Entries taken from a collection
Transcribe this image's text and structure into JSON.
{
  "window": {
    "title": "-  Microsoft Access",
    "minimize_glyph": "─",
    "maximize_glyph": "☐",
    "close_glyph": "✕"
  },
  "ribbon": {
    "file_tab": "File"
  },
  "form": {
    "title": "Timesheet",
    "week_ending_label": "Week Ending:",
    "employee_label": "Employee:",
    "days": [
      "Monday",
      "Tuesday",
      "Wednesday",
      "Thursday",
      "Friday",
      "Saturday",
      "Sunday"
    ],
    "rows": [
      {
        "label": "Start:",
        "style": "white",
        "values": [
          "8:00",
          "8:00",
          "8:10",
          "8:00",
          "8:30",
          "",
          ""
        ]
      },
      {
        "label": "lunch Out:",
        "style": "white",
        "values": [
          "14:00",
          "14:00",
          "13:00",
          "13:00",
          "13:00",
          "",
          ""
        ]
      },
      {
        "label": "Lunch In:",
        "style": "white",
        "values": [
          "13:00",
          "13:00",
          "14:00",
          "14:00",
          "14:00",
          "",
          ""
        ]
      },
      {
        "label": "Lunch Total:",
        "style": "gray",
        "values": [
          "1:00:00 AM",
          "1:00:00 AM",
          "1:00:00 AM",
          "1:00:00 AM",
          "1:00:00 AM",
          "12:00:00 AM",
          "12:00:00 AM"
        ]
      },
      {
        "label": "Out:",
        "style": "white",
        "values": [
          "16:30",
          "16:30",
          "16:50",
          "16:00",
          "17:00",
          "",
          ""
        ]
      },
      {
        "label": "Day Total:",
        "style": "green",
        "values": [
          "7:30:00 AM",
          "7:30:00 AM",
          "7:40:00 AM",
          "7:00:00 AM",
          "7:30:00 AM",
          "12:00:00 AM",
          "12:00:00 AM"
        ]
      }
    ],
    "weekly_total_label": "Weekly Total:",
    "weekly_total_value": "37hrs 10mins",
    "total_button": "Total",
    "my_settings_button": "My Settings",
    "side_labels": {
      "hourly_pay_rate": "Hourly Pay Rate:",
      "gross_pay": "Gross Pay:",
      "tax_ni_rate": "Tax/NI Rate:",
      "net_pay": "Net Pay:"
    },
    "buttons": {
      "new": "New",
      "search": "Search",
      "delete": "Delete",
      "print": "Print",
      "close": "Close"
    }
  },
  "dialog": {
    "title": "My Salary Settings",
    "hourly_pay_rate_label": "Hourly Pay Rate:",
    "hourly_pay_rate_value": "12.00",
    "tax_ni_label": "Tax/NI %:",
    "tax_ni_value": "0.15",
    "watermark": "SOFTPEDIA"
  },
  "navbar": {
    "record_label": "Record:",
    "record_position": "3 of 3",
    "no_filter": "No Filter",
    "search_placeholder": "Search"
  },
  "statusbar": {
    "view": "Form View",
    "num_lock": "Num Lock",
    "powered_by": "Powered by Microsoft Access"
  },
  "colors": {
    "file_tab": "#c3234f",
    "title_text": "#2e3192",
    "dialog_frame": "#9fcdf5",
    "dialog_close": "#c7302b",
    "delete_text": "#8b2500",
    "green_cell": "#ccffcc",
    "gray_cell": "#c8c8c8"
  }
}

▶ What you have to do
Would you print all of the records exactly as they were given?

▶ Answer space
Transcribe this image's text and structure into JSON.
{
  "window": {
    "title": "-  Microsoft Access",
    "minimize_glyph": "─",
    "maximize_glyph": "☐",
    "close_glyph": "✕"
  },
  "ribbon": {
    "file_tab": "File"
  },
  "form": {
    "title": "Timesheet",
    "week_ending_label": "Week Ending:",
    "employee_label": "Employee:",
    "days": [
      "Monday",
      "Tuesday",
      "Wednesday",
      "Thursday",
      "Friday",
      "Saturday",
      "Sunday"
    ],
    "rows": [
      {
        "label": "Start:",
        "style": "white",
        "values": [
          "8:00",
          "8:00",
          "8:10",
          "8:00",
          "8:30",
          "",
          ""
        ]
      },
      {
        "label": "lunch Out:",
        "style": "white",
        "values": [
          "14:00",
          "14:00",
          "13:00",
          "13:00",
          "13:00",
          "",
          ""
        ]
      },
      {
        "label": "Lunch In:",
        "style": "white",
        "values": [
          "13:00",
          "13:00",
          "14:00",
          "14:00",
          "14:00",
          "",
          ""
        ]
      },
      {
        "label": "Lunch Total:",
        "style": "gray",
        "values": [
          "1:00:00 AM",
          "1:00:00 AM",
          "1:00:00 AM",
          "1:00:00 AM",
          "1:00:00 AM",
          "12:00:00 AM",
          "12:00:00 AM"
        ]
      },
      {
        "label": "Out:",
        "style": "white",
        "values": [
          "16:30",
          "16:30",
          "16:50",
          "16:00",
          "17:00",
          "",
          ""
        ]
      },
      {
        "label": "Day Total:",
        "style": "green",
        "values": [
          "7:30:00 AM",
          "7:30:00 AM",
          "7:40:00 AM",
          "7:00:00 AM",
          "7:30:00 AM",
          "12:00:00 AM",
          "12:00:00 AM"
        ]
      }
    ],
    "weekly_total_label": "Weekly Total:",
    "weekly_total_value": "37hrs 10mins",
    "total_button": "Total",
    "my_settings_button": "My Settings",
    "side_labels": {
      "hourly_pay_rate": "Hourly Pay Rate:",
      "gross_pay": "Gross Pay:",
      "tax_ni_rate": "Tax/NI Rate:",
      "net_pay": "Net Pay:"
    },
    "buttons": {
      "new": "New",
      "search": "Search",
      "delete": "Delete",
      "print": "Print",
      "close": "Close"
    }
  },
  "dialog": {
    "title": "My Salary Settings",
    "hourly_pay_rate_label": "Hourly Pay Rate:",
    "hourly_pay_rate_value": "12.00",
    "tax_ni_label": "Tax/NI %:",
    "tax_ni_value": "0.15",
    "watermark": "SOFTPEDIA"
  },
  "navbar": {
    "record_label": "Record:",
    "record_position": "3 of 3",
    "no_filter": "No Filter",
    "search_placeholder": "Search"
  },
  "statusbar": {
    "view": "Form View",
    "num_lock": "Num Lock",
    "powered_by": "Powered by Microsoft Access"
  },
  "colors": {
    "file_tab": "#c3234f",
    "title_text": "#2e3192",
    "dialog_frame": "#9fcdf5",
    "dialog_close": "#c7302b",
    "delete_text": "#8b2500",
    "green_cell": "#ccffcc",
    "gray_cell": "#c8c8c8"
  }
}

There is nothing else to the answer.